What the exercise asks
If a line in the records contains the string "channel", show that line.

[Start of section]

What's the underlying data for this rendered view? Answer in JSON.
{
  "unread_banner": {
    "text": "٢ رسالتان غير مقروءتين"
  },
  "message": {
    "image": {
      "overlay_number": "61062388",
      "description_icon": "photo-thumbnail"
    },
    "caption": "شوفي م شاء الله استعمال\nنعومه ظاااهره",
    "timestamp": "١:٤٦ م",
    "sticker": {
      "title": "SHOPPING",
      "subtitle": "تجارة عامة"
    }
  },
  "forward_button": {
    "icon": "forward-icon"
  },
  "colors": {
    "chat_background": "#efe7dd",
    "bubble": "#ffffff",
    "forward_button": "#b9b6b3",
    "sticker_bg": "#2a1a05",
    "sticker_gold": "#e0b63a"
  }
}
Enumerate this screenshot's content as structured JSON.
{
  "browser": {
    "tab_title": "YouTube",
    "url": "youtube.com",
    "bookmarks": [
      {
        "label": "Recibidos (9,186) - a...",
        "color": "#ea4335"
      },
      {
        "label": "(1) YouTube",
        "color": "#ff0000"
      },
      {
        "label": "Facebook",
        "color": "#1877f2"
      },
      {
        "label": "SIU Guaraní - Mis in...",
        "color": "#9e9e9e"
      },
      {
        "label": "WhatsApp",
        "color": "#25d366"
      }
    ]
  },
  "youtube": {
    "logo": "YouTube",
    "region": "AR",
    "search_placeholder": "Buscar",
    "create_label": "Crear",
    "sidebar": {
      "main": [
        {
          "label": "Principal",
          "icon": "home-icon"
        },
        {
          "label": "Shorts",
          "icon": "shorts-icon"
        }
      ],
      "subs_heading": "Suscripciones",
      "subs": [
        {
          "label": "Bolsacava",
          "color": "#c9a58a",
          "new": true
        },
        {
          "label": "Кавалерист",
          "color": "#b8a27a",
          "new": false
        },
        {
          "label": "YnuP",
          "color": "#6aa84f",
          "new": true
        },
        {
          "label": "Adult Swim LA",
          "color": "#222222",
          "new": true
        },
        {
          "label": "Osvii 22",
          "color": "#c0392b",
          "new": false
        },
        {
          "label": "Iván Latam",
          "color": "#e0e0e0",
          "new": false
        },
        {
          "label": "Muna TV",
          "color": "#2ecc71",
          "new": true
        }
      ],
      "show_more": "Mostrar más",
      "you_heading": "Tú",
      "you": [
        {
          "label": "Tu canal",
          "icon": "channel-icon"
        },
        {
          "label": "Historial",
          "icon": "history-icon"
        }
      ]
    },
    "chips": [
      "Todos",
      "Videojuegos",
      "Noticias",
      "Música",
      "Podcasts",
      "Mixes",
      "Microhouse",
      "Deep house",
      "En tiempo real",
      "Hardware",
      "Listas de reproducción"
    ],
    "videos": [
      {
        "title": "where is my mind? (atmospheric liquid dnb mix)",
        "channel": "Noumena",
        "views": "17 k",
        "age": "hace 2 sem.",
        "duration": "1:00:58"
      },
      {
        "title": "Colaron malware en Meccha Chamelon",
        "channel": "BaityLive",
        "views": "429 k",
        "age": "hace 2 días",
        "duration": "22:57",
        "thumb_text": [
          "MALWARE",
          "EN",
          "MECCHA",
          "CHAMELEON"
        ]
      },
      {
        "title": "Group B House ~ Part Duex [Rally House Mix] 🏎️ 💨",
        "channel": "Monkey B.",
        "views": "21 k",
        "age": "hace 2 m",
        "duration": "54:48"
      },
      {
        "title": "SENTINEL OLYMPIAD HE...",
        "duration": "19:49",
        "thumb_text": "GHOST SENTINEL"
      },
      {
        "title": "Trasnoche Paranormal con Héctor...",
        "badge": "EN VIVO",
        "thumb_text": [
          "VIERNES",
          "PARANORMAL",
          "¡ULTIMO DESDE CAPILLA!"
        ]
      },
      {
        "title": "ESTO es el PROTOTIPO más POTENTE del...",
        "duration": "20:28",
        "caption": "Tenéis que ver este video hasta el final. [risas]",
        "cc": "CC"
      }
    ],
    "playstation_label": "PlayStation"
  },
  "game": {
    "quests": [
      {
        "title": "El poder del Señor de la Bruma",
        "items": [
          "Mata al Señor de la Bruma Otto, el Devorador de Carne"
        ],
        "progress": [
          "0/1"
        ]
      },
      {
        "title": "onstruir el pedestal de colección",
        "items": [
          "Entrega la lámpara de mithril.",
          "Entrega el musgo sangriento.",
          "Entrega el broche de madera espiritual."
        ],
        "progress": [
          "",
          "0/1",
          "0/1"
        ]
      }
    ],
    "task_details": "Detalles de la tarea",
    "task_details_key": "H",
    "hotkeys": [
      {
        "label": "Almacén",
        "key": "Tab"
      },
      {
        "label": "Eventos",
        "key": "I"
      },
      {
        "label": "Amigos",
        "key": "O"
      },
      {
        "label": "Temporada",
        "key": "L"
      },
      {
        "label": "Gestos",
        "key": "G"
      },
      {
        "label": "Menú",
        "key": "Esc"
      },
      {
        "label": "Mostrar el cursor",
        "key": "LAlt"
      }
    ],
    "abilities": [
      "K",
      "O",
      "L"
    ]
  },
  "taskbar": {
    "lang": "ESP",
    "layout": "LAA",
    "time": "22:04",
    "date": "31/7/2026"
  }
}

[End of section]

Task solution
          "icon": "channel-icon"
        "channel": "Noumena",
        "channel": "BaityLive",
        "channel": "Monkey B.",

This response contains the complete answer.